2) There was no proof of fraud in the 2009 Iranian presidential election. A "disputed presidential election" is a Washington-created phrase that serves to delegitimize a regime that is popular in Iran. It's not the greatest government in the world, but at least it is more popular than the war criminals in the U.S. government who want to bomb Iran.
To learn about the inaccuracy of the "election fraud" claim, read this excerpt from Flynt Leverett and Hillary Mann Leverett's 2010 article called, "Who's Really Misreading Tehran?":
From literally the morning after the election, the vast majority of Western journalists and U.S.-based Iran "experts" rushed to judgment that the outcome had to have been the result of fraud. These journalists and commentators largely succeeded in turning the notion of a fraudulent election in Iran into a "social fact" in the United States -- just as journalists like Judith Miller, formerly of the New York Times, and "experts" like Kenneth Pollack, an analyst at the Brookings Institution, helped turn myths about Saddam Hussein's weapons of mass destruction into "social facts" before the 2003 invasion of Iraq.
But there has never been a shred of hard evidence offered to back up the assertion of electoral fraud. For many, a "preliminary analysis" of the official results by University of St. Andrews Iranian studies professor Ali Ansari and two collaborators, published by Chatham House nine days after the election, was taken as scholarly ratification for an already dominant Western narrative about what had happened. But the extent of the evidentiary and analytic flaws in the Chatham House report is breathtaking. Don't just take our word for it. We refer anyone who is interested to two impressively meticulous and thorough reviews of the 2009 election process and results. One, by two Iranian scholars living outside the Islamic Republic, systematically goes through all the points adduced by Ansari and his collaborators -- alleged irregularities and anomalies in voter turnout, the sourcing of President Mahmoud Ahmadinejad's votes, the alleged underperformance of opposition candidate Mir Hossein Mousavi (an ethnic Azeri) in Azeri-majority provinces and his fellow disappointed presidential hopeful Mehdi Karroubi in his home province, perceptions of statistical anomalies in the official results, etc. -- and offers devastatingly persuasive rejoinders on every point.

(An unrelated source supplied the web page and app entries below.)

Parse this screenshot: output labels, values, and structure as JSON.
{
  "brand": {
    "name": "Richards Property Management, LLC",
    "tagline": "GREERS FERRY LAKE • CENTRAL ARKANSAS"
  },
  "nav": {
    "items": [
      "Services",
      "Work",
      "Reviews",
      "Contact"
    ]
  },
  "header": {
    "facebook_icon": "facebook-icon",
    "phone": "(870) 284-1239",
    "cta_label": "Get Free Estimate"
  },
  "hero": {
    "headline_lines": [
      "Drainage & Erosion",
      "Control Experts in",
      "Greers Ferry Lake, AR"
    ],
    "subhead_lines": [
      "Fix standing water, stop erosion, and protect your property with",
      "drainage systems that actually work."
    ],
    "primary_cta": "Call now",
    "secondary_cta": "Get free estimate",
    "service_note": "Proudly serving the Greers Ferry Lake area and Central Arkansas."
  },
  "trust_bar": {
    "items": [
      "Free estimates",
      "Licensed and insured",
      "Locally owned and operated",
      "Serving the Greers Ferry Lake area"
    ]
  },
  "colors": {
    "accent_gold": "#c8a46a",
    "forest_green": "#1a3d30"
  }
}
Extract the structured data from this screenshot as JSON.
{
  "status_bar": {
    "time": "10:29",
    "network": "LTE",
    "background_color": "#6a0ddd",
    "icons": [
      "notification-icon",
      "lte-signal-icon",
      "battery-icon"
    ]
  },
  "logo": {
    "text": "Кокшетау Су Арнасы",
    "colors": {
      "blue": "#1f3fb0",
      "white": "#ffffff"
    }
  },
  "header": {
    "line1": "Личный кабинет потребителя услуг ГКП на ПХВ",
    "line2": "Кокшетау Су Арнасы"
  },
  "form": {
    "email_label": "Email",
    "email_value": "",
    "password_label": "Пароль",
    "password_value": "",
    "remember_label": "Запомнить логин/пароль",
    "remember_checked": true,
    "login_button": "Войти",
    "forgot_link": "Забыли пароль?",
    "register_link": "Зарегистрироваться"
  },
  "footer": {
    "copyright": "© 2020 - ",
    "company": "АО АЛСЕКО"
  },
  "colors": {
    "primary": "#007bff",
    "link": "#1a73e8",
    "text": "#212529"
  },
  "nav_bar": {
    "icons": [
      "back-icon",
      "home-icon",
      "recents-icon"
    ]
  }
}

The other paper, by Eric Brill, an American lawyer, also offers a powerful refutation to Ansari and his colleagues about the official results. But Brill goes on to review the various complaints about the electoral process and results that have been widely alleged -- though never in any formal or documented way -- by Mousavi and his supporters: registered observers turned away or later ordered to leave, Mousavi votes thrown away, ballot boxes stuffed with Ahmadinejad votes, pens with disappearing ink, and vote counts either misreported from the field or altered once they reached the Interior Ministry in Tehran.
Brill dismantles all these allegations. He also underscores a critically important point: To this day, Mousavi has not identified a single polling station where any of this supposedly occurred. During our most recent visit to Tehran earlier this year, we spoke with Iranians who said they had voted for Mousavi (one had even worked for Mousavi's campaign) and, when Mousavi charged afterward that there had been electoral fraud, turned out to protest in the first few days after June 12, 2009. But, when Mousavi failed to produce evidence substantiating his public claims, these people lost faith in him.